Data companies such as IMS Health Inc. gather information from pharmacies on which medicines doctors are prescribing and how often. Drug makers buy the data, using it to refine their marketing pitches and measure which salespeople are the most effective.

A 2007 Vermont law effectively banned the practice in the state. It said data-mining companies can’t sell the prescription information for marketing purposes, and drug makers can’t use it, unless the prescribing doctor consents. Vermont lawmakers said the measure would protect the privacy of doctors and patients and help to control health-care costs on expensive brand-name drugs.

The Supreme Court, in a 6-3 opinion written by Justice Anthony Kennedy, said the law was an unconstitutional restriction on drug makers’ free speech rights.

[full story]

Said it before, and I’ll say it again, we need a new constitutional amendment that protects the privacy of living, breathing, citizens.   The current interpretation of the 4th Amendment is so woefully lacking, it’s barely worth considering at this point in this context.

Souter tells American to grow up (re: Constitution)

Interesting take on things from the former Justice.

Souter took pains to reject the idea that the plain meaning of the Constitution is always clear, lurking there “in the Constitution, waiting for a judge to read it fairly.” We can all agree that much of the Constitution is not at all clear. (What does “cruel and unusual” mean?) But Souter went on to show that certain provisions of the document are in tension with others. “The Constitution is no simple contract,” he explained, “not because it uses a certain amount of open-ended language, but because its language grants and guarantees many good things, and good things that compete with each other and can never all be realized, altogether, all at once.”

This is a much more nuanced take than the “strict costituionalist” vs “activist judge” fulcrum these issues are usually weighed against.     We have a very complex system of laws, rights, checks and balances that, eventually, have to come to a specific point.  Given a changing landscape (nothing in the original Constitution about space rights) and an evolving morality (nothing in the original constiution about women voting or blacks existing), I think his take is quite a bit more based in reality (and its liberal bias).

The Pretzeldent Loses Again, Lesson: Don’t Mess With Texas

Supreme Court overrules Bush, OKs Texas execution – CNN.com

WASHINGTON (CNN) — The Supreme Court ruled Tuesday that Texas can execute a Mexican murderer being held on its death row.
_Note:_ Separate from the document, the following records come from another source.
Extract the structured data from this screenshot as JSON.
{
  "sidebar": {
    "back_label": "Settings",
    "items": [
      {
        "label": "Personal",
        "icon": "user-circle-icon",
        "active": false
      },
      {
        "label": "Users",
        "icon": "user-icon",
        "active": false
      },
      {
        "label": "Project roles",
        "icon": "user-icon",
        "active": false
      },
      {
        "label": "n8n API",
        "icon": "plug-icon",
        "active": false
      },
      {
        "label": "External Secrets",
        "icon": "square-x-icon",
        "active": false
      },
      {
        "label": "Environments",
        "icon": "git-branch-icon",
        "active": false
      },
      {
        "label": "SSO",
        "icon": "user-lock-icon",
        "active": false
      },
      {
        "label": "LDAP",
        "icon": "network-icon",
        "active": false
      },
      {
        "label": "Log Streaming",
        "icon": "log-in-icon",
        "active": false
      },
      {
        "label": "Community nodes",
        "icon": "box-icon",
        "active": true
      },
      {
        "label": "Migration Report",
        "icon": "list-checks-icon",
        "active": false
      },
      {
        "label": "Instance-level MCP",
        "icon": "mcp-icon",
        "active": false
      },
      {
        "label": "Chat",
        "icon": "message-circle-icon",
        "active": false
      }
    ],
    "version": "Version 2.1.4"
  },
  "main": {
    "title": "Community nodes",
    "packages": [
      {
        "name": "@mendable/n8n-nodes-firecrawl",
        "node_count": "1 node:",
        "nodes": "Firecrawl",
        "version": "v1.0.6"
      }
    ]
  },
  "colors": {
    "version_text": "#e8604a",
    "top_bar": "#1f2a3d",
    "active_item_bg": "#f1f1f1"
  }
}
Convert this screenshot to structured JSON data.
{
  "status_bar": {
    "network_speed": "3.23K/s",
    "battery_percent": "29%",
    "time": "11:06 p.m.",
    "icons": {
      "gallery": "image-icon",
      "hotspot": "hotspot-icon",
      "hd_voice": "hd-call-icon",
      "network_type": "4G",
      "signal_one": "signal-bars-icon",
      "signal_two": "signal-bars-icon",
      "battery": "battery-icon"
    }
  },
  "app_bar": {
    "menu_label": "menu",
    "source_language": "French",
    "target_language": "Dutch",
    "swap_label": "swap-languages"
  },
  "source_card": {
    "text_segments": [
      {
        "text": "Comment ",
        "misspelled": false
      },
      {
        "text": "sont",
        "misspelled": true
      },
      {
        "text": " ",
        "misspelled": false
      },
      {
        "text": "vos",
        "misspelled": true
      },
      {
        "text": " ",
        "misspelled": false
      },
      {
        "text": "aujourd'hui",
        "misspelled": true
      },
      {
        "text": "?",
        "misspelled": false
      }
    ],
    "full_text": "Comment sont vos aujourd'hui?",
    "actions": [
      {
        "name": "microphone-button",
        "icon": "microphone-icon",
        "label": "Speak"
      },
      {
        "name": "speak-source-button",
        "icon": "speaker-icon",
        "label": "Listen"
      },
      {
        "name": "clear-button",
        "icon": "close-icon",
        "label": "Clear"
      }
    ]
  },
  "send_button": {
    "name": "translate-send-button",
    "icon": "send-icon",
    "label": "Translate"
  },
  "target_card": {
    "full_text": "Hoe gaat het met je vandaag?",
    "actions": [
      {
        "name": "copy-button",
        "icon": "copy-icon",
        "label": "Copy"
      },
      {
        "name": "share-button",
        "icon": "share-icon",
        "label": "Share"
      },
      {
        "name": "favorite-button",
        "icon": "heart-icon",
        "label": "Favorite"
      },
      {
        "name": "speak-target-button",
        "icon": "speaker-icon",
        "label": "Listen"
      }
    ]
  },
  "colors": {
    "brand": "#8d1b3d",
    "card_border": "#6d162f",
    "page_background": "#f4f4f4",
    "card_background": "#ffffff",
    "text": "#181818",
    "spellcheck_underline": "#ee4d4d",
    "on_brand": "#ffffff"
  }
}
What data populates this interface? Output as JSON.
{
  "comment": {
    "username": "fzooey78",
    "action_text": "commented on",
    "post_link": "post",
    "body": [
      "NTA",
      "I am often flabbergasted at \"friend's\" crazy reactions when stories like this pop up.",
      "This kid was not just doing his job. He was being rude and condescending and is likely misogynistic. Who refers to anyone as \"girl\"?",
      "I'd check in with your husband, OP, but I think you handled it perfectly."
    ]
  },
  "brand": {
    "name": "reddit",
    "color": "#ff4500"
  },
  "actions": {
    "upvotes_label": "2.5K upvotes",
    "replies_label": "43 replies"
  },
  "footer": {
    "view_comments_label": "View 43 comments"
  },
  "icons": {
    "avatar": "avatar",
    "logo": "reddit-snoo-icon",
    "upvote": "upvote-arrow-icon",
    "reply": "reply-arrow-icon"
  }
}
The case pitted President Bush against his home state in a dispute over federal authority, local sovereignty and foreign treaties.

art.bush.pool.jpg

The case decided by the Supreme Court on Tuesday pitted President Bush against his home state, Texas.

At issue was whether the state had to give in to a demand by the president that the prisoner be allowed new hearings and sentencing.

Bush made that demand reluctantly, after an international court concluded Jose Ernesto Medellin was improperly denied access to his consulate before his original prosecution — a violation of a treaty signed by the United States decades ago.

The 6-3 vote means the pending execution of Medellin can proceed. He faces lethal injection for two slayings.

And especially don’t mess with Texans.  They don’t like that.

Medellin was 18 when he participated in the June 1993 gang rape and murder of two Harris County, Texas, girls: Jennifer Ertman, 14, and Elizabeth Pena, 16. He was convicted of the crimes and sentenced to death.

Medellin’s lawyers argued he was not informed upon his arrest of his right to contact Mexican consular officials. Those officials were not able to meet with him until after his conviction.

The Mexican government filed an appeal against the United States with the International Court of Justice in January 2003, alleging violations of international law. Medellin filed his own federal and state appeals based on similar complaints as well as a claim of ineffective counsel. Medellin has the support of the European Union and several international human rights groups.

Texans don’t like people messing with them, and the U.S. don’t like nobody messing with them.  Medellin is screwed in at least two ways.

Personally, I like the way we deal with this on the high seas.  It’s a curious thing when “man overboard” elicits a cheer of praise from the scaliwags.